“He comes out of a strong civil rights background so I think he would look at transportation from an equity point of view and a transportation justice perspective,” said Supervisor Mar, who is supporting Lee. “Even though he has been a bit distant, in city government, from civil rights or community organizations that’s where his values are in supporting a better transportation system, especially for lower-income people and working families.”
Lee, who would become the city’s first Asian American mayor, has more than two decades of experience in city government, serving as the city’s first Whisteblower Ordinance investigator, executive director of the Human Rights Commission, the director of City Purchasing, and before his current job, was director of the Department of Public Works. When he was reappointed City Administrator in October, the Mayor’s Office praised him for “reducing the size and cost of city government and reducing the vehicle fleet.”

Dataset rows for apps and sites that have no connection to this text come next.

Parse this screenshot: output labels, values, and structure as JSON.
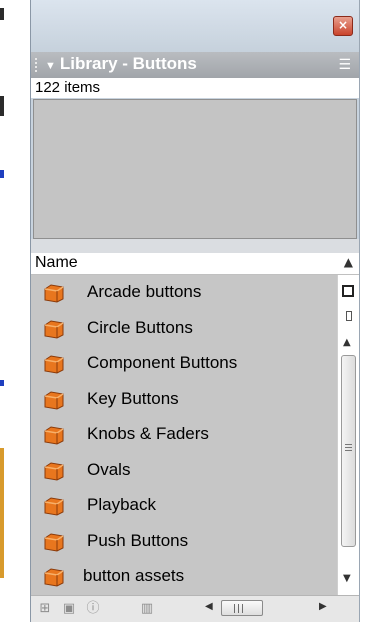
{
  "window": {
    "close_glyph": "×",
    "title": "Library - Buttons",
    "title_arrow": "▼",
    "menu_glyph": "☰"
  },
  "library": {
    "item_count": "122 items",
    "column_header": "Name",
    "sort_glyph": "▲",
    "items": [
      {
        "label": "Arcade buttons",
        "icon": "folder-icon"
      },
      {
        "label": "Circle Buttons",
        "icon": "folder-icon"
      },
      {
        "label": "Component Buttons",
        "icon": "folder-icon"
      },
      {
        "label": "Key Buttons",
        "icon": "folder-icon"
      },
      {
        "label": "Knobs & Faders",
        "icon": "folder-icon"
      },
      {
        "label": "Ovals",
        "icon": "folder-icon"
      },
      {
        "label": "Playback",
        "icon": "folder-icon"
      },
      {
        "label": "Push Buttons",
        "icon": "folder-icon"
      },
      {
        "label": "button assets",
        "icon": "folder-icon"
      }
    ]
  },
  "bottom_toolbar": {
    "icons": [
      "new-symbol-icon",
      "new-folder-icon",
      "properties-icon",
      "delete-icon"
    ]
  },
  "colors": {
    "panel_bg": "#c8d3de",
    "title_bg": "#a1a5aa",
    "list_bg": "#c6c6c6",
    "close_button": "#c9432b",
    "folder_orange": "#e8761e"
  }
}
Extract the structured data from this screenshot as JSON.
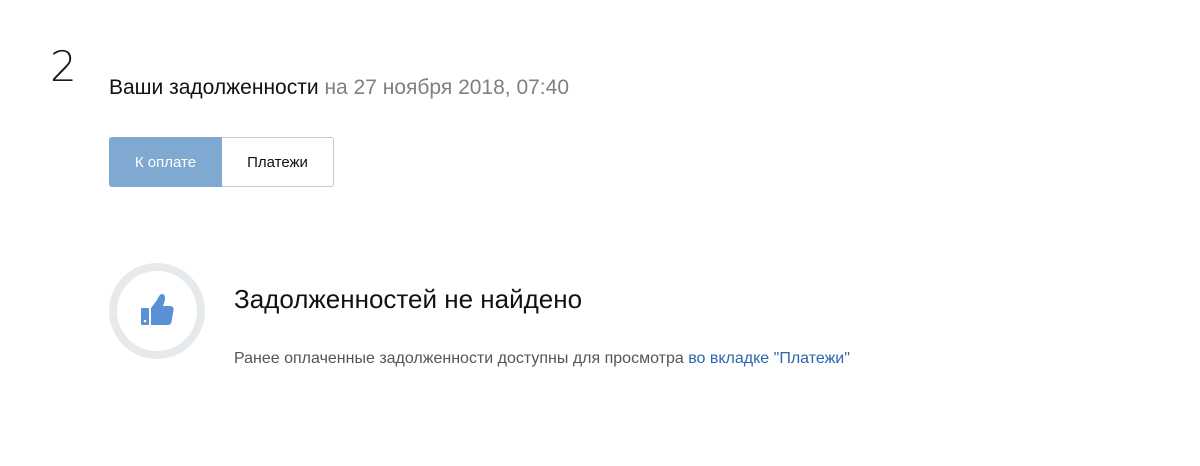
{
  "step": {
    "number": "2"
  },
  "header": {
    "title": "Ваши задолженности",
    "date_text": "на 27 ноября 2018, 07:40"
  },
  "tabs": [
    {
      "label": "К оплате",
      "active": true
    },
    {
      "label": "Платежи",
      "active": false
    }
  ],
  "empty_state": {
    "icon": "thumbs-up-icon",
    "title": "Задолженностей не найдено",
    "description": "Ранее оплаченные задолженности доступны для просмотра ",
    "link_text": "во вкладке \"Платежи\""
  },
  "colors": {
    "active_tab": "#7fa9d1",
    "link": "#2b66b0",
    "icon": "#5b8fd6",
    "circle_ring": "#e7eaed"
  }
}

Malcolm Yeung, the public policy director at the Chinatown Community Development Center, knows Lee through his many years of work at the Asian Law Caucus.
“His time at the Asian Law Caucus really launched, I think, what is now the progressive movement in Chinatown,” said Yeung, who has worked as a tenants rights attorney and credited Lee with starting a housing rights position in addition to taking on cases involving employment discrimination and workers rights.
“I feel incredibly confident that Ed Lee is going to work with every element of this city, including the Board of Supervisors,” said Yeung. “Ed knows the city like no one else. He knows it better than (former Board President) Aaron Peskin, he knows it better than the Board of Supervisors, and having someone with that kind of knowledge in the mayor’s seat is going to be another incredible benefit.”
Yeung credited Lee with helping to champion the Chinatown Alleyway Master Plan, saying he used his position at DPW to secure funding.
Tom Radulovich, the executor director of Livable City, described Lee as “a really good public servant” and said he’s been a big supporter of Sunday Streets, helping to make introductions in Chinatown. He said Lee has always been great to work with and is very “professional, even personable.”
“He’ll be more focused on service delivery and fixing problems in government instead of running a press release factory,” said Radulovich. “He’s self-deprecating and he’s easy to work with and it’ll be very different than what we’ve had coming from the Mayor’s Office for awhile.”
The big downside could be that Lee may be hesitant to do anything bold on the sustainable transportation front. Daly’s concerns, along with some other progressive supervisors, are that Lee’s staff would reflect downtown interests and that little would change in the Mayor’s Office.
“He would be the quintessential caretaker mayor. He would keep every old Willie Brown and Gavin Newsom staffer from the Mayor’s Office and would run the exact same agenda as Newsom,” Daly told reporters after last night’s meeting.
He added: “This Board of Supervisors ostensibly has a majority of members from the progressive camp. That means on the tenant side of landlord-tenant issues. That means on the neighborhood side of major development issues. That means on the green side of environmental issues whereas the Newsom administration has been on the other side and that’s where Ed Lee’s caretaker administration would have stayed.”
Daly, who is ending his career as District 6 supervisor this week, pointed much of the blame on Chiu, calling him a traitor to progressives and promising to “politically haunt” the Board of Supervisors President.
Chiu has not responded to requests for interviews but his aide, Judson True, said the District 3 supervisor would continue to aggressively pursue Transit First policies and work with Lee to advocate for sustainable transportation. Chiu, however, is still rumored to be on the short list of candidates to replace Kamala Harris as District Attorney.